Recorded information —
##############################

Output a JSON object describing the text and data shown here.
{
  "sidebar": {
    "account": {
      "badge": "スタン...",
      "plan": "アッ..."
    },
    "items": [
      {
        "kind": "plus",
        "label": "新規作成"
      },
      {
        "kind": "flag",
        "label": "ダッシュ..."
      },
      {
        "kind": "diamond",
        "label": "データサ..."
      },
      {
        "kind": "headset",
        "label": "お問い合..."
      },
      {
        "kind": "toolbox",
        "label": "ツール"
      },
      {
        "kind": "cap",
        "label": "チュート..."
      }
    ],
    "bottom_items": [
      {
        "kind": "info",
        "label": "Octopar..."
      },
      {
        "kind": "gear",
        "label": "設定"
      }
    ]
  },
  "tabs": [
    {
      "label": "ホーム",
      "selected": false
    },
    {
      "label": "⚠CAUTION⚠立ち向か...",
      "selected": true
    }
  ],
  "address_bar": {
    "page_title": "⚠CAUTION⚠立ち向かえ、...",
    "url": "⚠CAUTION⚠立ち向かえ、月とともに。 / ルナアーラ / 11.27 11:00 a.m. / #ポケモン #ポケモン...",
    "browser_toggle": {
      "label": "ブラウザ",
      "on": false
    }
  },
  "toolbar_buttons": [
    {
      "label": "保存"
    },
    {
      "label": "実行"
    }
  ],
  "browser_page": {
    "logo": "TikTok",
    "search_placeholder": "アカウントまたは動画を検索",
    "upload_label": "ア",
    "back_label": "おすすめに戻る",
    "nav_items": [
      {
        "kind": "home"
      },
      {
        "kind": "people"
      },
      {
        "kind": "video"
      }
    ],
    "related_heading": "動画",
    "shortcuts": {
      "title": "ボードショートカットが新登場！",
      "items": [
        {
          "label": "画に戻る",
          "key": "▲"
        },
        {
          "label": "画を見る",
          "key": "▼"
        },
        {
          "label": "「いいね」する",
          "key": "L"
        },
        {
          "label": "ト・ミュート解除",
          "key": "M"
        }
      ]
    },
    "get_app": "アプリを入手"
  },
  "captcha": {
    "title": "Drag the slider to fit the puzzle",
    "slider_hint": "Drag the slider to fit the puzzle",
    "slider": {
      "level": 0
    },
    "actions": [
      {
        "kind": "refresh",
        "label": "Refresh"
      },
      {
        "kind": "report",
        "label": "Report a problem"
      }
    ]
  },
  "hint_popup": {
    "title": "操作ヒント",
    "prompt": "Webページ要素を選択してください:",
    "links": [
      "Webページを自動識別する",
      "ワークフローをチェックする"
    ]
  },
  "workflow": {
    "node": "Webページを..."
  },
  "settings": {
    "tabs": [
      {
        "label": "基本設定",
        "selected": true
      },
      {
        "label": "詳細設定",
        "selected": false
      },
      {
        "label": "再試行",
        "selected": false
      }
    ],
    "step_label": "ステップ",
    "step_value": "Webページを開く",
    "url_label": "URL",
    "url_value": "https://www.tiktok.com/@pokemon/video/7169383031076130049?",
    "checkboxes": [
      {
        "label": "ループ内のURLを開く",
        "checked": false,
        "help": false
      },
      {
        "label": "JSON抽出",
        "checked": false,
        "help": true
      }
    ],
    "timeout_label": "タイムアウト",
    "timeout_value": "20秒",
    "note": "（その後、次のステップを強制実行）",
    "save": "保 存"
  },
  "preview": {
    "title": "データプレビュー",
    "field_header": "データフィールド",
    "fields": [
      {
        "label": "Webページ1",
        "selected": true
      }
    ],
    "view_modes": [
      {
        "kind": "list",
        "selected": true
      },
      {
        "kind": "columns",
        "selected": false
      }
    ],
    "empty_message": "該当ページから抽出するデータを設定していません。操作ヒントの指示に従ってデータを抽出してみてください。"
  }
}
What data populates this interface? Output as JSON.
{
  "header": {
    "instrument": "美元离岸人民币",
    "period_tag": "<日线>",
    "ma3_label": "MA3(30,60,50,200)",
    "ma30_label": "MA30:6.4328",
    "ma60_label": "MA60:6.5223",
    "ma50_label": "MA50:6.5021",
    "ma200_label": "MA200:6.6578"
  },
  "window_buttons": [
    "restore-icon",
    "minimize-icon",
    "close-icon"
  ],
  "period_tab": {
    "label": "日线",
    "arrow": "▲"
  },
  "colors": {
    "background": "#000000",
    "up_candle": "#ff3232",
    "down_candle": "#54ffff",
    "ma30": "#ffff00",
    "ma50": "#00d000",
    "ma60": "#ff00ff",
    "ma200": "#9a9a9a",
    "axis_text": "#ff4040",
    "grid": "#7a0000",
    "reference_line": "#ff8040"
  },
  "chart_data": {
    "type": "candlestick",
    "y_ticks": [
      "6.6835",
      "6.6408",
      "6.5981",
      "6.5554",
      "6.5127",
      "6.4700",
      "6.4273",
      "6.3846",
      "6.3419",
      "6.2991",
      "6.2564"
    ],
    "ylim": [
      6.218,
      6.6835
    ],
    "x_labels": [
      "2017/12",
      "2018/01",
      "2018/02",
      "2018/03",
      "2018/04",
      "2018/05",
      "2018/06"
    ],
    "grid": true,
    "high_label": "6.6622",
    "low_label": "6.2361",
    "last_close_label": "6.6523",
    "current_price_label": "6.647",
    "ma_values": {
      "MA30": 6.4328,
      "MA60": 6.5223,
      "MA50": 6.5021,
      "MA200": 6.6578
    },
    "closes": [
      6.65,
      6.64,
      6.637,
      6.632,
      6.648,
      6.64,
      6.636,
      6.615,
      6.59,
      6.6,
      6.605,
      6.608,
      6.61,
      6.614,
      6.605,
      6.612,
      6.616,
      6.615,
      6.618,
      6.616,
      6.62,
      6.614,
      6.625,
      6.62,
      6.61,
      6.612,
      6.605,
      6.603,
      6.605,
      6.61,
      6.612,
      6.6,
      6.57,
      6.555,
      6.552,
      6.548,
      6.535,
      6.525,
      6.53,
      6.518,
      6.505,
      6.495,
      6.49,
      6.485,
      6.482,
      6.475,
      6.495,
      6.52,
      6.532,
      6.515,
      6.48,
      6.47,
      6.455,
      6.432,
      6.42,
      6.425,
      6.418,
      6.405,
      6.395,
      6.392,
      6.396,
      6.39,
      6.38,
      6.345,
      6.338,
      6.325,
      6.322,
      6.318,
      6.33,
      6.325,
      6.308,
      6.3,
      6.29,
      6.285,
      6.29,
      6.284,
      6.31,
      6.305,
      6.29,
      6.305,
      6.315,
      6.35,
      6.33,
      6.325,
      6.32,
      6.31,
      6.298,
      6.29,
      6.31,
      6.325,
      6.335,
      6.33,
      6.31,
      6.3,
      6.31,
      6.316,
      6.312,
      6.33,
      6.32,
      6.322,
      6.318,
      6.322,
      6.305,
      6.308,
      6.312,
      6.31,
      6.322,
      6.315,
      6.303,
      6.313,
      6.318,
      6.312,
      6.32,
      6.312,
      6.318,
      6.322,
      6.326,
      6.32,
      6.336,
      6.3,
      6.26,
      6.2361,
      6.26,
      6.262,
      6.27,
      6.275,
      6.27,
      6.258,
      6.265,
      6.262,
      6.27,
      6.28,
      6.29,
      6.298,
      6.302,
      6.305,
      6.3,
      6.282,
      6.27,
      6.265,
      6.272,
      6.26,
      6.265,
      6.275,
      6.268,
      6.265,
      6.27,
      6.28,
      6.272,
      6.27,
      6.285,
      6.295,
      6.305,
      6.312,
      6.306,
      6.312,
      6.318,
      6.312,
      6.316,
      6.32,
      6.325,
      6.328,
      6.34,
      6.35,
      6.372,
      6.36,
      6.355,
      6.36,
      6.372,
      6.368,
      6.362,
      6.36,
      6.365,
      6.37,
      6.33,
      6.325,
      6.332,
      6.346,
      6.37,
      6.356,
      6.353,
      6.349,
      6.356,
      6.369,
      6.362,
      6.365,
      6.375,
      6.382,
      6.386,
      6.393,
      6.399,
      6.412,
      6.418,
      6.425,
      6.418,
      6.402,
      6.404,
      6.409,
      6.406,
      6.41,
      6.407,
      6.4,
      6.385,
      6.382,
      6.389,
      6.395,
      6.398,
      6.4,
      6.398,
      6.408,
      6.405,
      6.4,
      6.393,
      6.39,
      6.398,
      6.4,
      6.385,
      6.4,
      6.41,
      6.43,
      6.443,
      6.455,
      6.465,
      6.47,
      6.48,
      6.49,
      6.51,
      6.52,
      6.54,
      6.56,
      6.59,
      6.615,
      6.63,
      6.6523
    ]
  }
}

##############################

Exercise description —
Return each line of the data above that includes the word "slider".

Task response —
    "title": "Drag the slider to fit the puzzle",
    "slider_hint": "Drag the slider to fit the puzzle",
    "slider": {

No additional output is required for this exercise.